App and web page records:
========================================================================
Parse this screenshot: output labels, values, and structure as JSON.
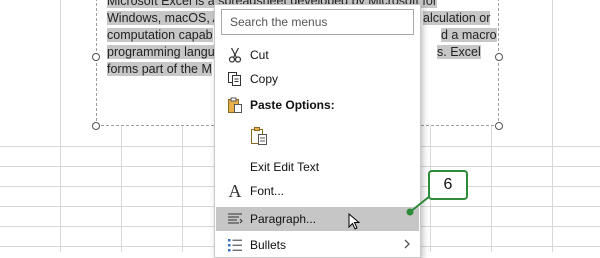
{
  "document": {
    "text_lines": [
      "Microsoft Excel is a spreadsheet developed by Microsoft for",
      "Windows, macOS, A",
      "computation capab",
      "programming langu",
      "forms part of the M"
    ],
    "text_right_fragments": [
      "alculation or",
      "d a macro",
      "s. Excel"
    ]
  },
  "context_menu": {
    "search_placeholder": "Search the menus",
    "items": {
      "cut": {
        "label": "Cut",
        "icon": "scissors-icon"
      },
      "copy": {
        "label": "Copy",
        "icon": "copy-icon"
      },
      "paste_options": {
        "label": "Paste Options:",
        "icon": "paste-icon"
      },
      "paste_keep_text": {
        "icon": "paste-keep-text-only-icon"
      },
      "exit_edit_text": {
        "label": "Exit Edit Text"
      },
      "font": {
        "label": "Font...",
        "icon": "font-icon"
      },
      "paragraph": {
        "label": "Paragraph...",
        "icon": "paragraph-icon"
      },
      "bullets": {
        "label": "Bullets",
        "icon": "bullets-icon",
        "submenu_icon": "chevron-right-icon"
      }
    }
  },
  "callout": {
    "number": "6",
    "color": "#2e8b3a"
  },
  "colors": {
    "selection": "#c7c7c7",
    "hover": "#c6c6c6",
    "callout_border": "#2e8b3a"
  }
}
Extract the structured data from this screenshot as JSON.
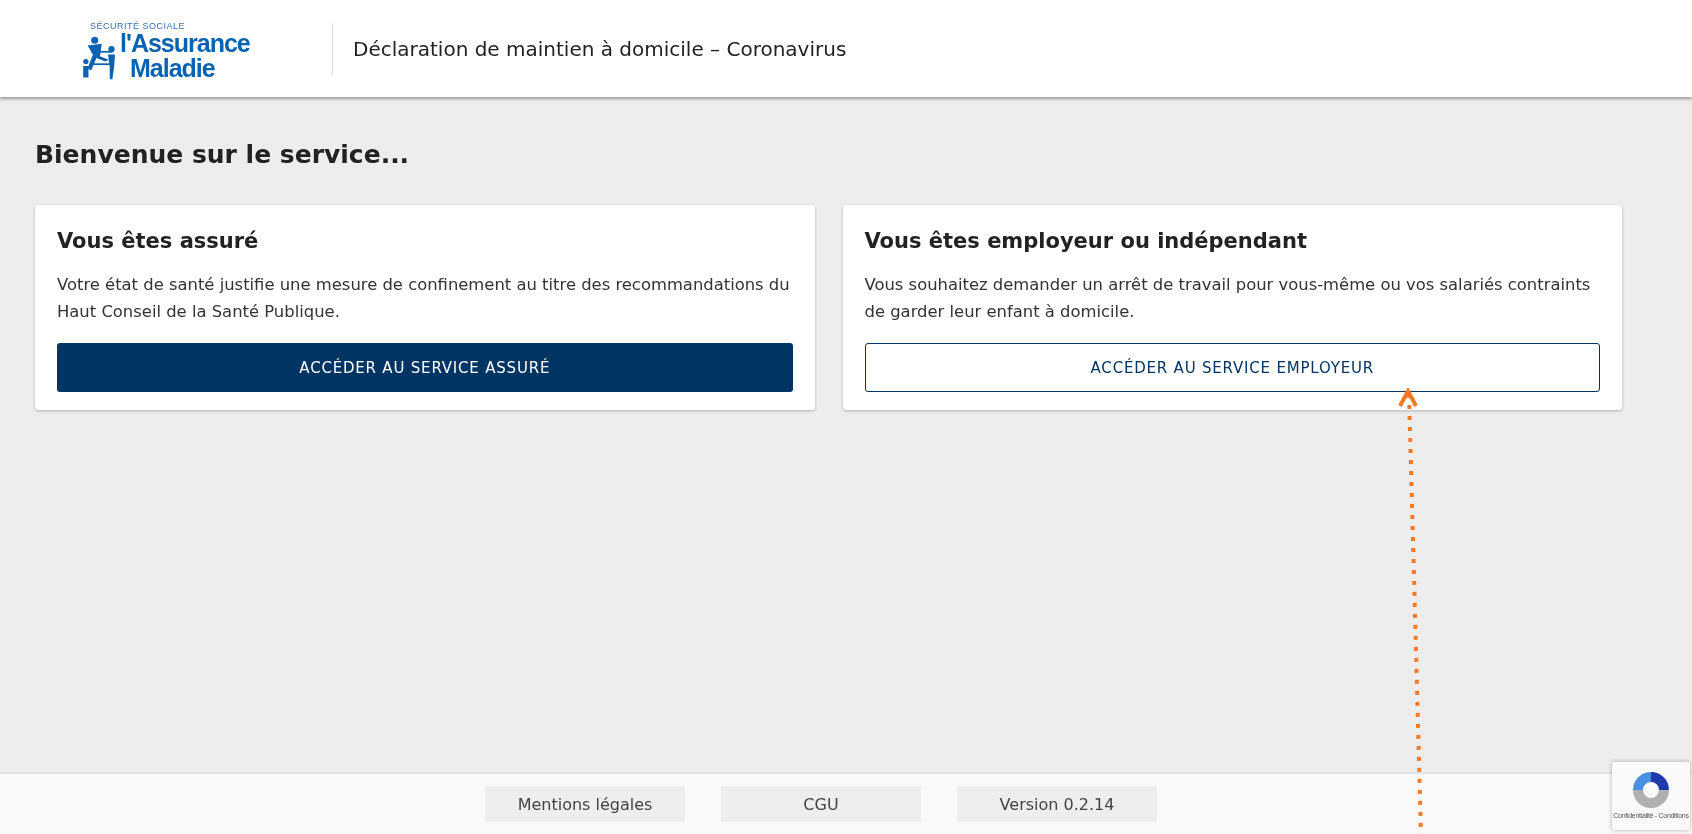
{
  "header": {
    "logo": {
      "arc_text": "SÉCURITÉ SOCIALE",
      "line_1": "l'Assurance",
      "line_2": "Maladie"
    },
    "title": "Déclaration de maintien à domicile – Coronavirus"
  },
  "heading": "Bienvenue sur le service...",
  "cards": [
    {
      "title": "Vous êtes assuré",
      "description": "Votre état de santé justifie une mesure de confinement au titre des recommandations du Haut Conseil de la Santé Publique.",
      "button": {
        "label": "ACCÉDER AU SERVICE ASSURÉ",
        "kind": "primary"
      }
    },
    {
      "title": "Vous êtes employeur ou indépendant",
      "description": "Vous souhaitez demander un arrêt de travail pour vous-même ou vos salariés contraints de garder leur enfant à domicile.",
      "button": {
        "label": "ACCÉDER AU SERVICE EMPLOYEUR",
        "kind": "outline"
      }
    }
  ],
  "footer": {
    "links": [
      "Mentions légales",
      "CGU",
      "Version 0.2.14"
    ]
  },
  "recaptcha": {
    "text": "Confidentialité - Conditions"
  }
}
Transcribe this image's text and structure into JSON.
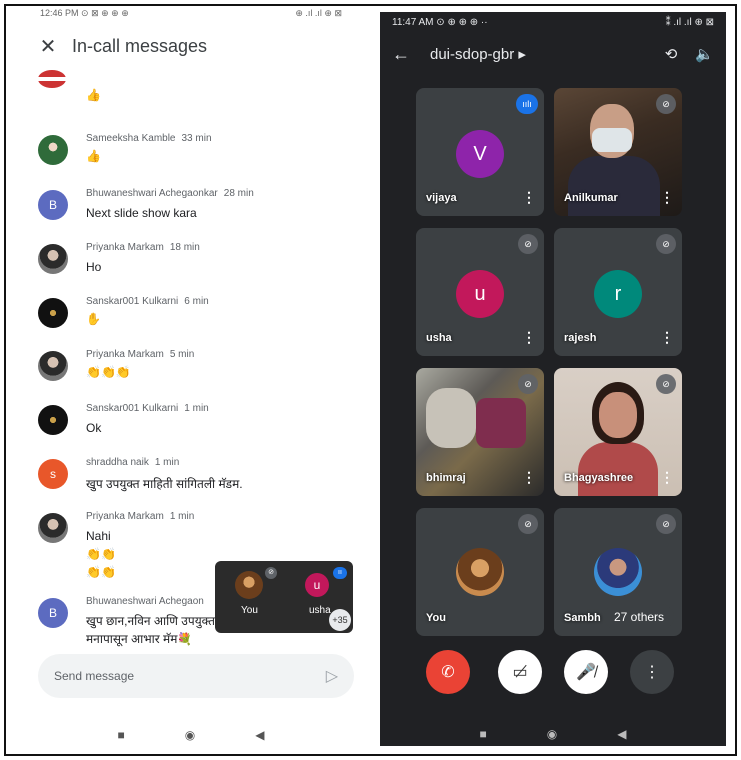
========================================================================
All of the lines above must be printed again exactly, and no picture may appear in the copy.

Parse this screenshot: output labels, values, and structure as JSON.
{
  "document": {
    "text_lines": [
      "Microsoft Excel is a spreadsheet developed by Microsoft for",
      "Windows, macOS, A",
      "computation capab",
      "programming langu",
      "forms part of the M"
    ],
    "text_right_fragments": [
      "alculation or",
      "d a macro",
      "s. Excel"
    ]
  },
  "context_menu": {
    "search_placeholder": "Search the menus",
    "items": {
      "cut": {
        "label": "Cut",
        "icon": "scissors-icon"
      },
      "copy": {
        "label": "Copy",
        "icon": "copy-icon"
      },
      "paste_options": {
        "label": "Paste Options:",
        "icon": "paste-icon"
      },
      "paste_keep_text": {
        "icon": "paste-keep-text-only-icon"
      },
      "exit_edit_text": {
        "label": "Exit Edit Text"
      },
      "font": {
        "label": "Font...",
        "icon": "font-icon"
      },
      "paragraph": {
        "label": "Paragraph...",
        "icon": "paragraph-icon"
      },
      "bullets": {
        "label": "Bullets",
        "icon": "bullets-icon",
        "submenu_icon": "chevron-right-icon"
      }
    }
  },
  "callout": {
    "number": "6",
    "color": "#2e8b3a"
  },
  "colors": {
    "selection": "#c7c7c7",
    "hover": "#c6c6c6",
    "callout_border": "#2e8b3a"
  }
}
Extract the structured data from this screenshot as JSON.
{
  "header": {
    "logo": {
      "arc_text": "SÉCURITÉ SOCIALE",
      "line_1": "l'Assurance",
      "line_2": "Maladie"
    },
    "title": "Déclaration de maintien à domicile – Coronavirus"
  },
  "heading": "Bienvenue sur le service...",
  "cards": [
    {
      "title": "Vous êtes assuré",
      "description": "Votre état de santé justifie une mesure de confinement au titre des recommandations du Haut Conseil de la Santé Publique.",
      "button": {
        "label": "ACCÉDER AU SERVICE ASSURÉ",
        "kind": "primary"
      }
    },
    {
      "title": "Vous êtes employeur ou indépendant",
      "description": "Vous souhaitez demander un arrêt de travail pour vous-même ou vos salariés contraints de garder leur enfant à domicile.",
      "button": {
        "label": "ACCÉDER AU SERVICE EMPLOYEUR",
        "kind": "outline"
      }
    }
  ],
  "footer": {
    "links": [
      "Mentions légales",
      "CGU",
      "Version 0.2.14"
    ]
  },
  "recaptcha": {
    "text": "Confidentialité - Conditions"
  }
}
Transcribe this image's text and structure into JSON.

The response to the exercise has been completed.